When choosing a fence contractor, remember that the contractor with the lowest price may not be the best bargain in the long run. Be sure of your contractor and the quality of his/her product. You will certainly save money and be happier in the long run once the work is completed.
Determine your fencing needs:
• Provide security
• Retain children or pets
• Enclose pools or tennis courts
• Beautify your property
• Screen an unsightly view
• Reduce traffic noise
• Provide privacy from street or neighbors
What the consumer should know:
• Not all materials are the same
• Chain link fence materials come in galvanized steel or vinyl coated steel
• Wood fences can be constructed from several types and grades of lumber
• Cedar is the material of choice for the Pacific Northwest climate
• Ornamental fences can be constructed of iron or aluminum
• Vinyl fences are often used around pastures and can also be used in decorative situations
Be certain your written contract contains the specifications of the materials your contractor intends to use. If lumber is to be used, you contract should specify the type, grade and dimension of the wood. While clear cedar is the most beautiful, it might not be worth the cost to you. We usually specify “tight knot” cedar fence boards. If chain link is your selection, the gauge of the fabric and size of the posts should be specified. Lastly, the number and size of gates, maximum spacing of posts and whether the posts will be set in concrete should be specified.
The company behind the fence:

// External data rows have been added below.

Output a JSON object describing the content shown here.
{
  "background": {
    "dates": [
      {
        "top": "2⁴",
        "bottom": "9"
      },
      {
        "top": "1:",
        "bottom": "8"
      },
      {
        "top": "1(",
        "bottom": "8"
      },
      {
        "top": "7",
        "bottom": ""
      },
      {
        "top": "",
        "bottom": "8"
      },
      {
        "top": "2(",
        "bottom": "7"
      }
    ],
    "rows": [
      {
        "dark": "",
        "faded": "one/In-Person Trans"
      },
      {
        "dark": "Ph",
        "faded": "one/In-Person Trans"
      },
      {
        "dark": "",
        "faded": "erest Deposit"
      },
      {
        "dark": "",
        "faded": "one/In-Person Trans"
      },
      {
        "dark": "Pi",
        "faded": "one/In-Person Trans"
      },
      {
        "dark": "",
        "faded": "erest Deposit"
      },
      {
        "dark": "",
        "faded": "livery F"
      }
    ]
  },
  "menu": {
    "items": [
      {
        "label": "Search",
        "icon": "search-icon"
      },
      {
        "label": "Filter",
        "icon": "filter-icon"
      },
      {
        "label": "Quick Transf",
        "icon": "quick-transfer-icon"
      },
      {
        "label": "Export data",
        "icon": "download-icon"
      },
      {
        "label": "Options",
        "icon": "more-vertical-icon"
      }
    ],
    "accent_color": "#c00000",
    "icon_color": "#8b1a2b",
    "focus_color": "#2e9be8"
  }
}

Advertising: Unbelievable discounts are just that…UNBELIEVABLE. Read the fine print. You may get a discount on the material, but then find yourself paying an inflated price for labor and outher items. Without profits, a business can’t continue to operate…a reputable contractor deserves a reasonable profit…without it, he can’t remain reputable, or stay in business.
References: Ask the contractor for references and check them out. Look at the fences build in your area. Most contractors attached small identifying signs to the fence they build indicating a pride in workmanship. Check to see how long the contractor has been in business or at their present location; ask if the installeras are employees or if the contractor hires independent crews to do the work. The use of employees usually leads to better quality control.
Make sure your contractor is licensed, bonded and insured. Contractors in the state of Washington should be registered with the Department of Labor and Industries. You can check the Contractors’ information at the L & I website. If that is not available to you ask the Contractor for a copy of his license and to see a copy of insurance coverage.
Know your rights and responsibilities. Who clears the property line for the fence installation? Who cleans up the work area after installation? Who is responsible for the location of the property line? Don’t be afraid to ask questions!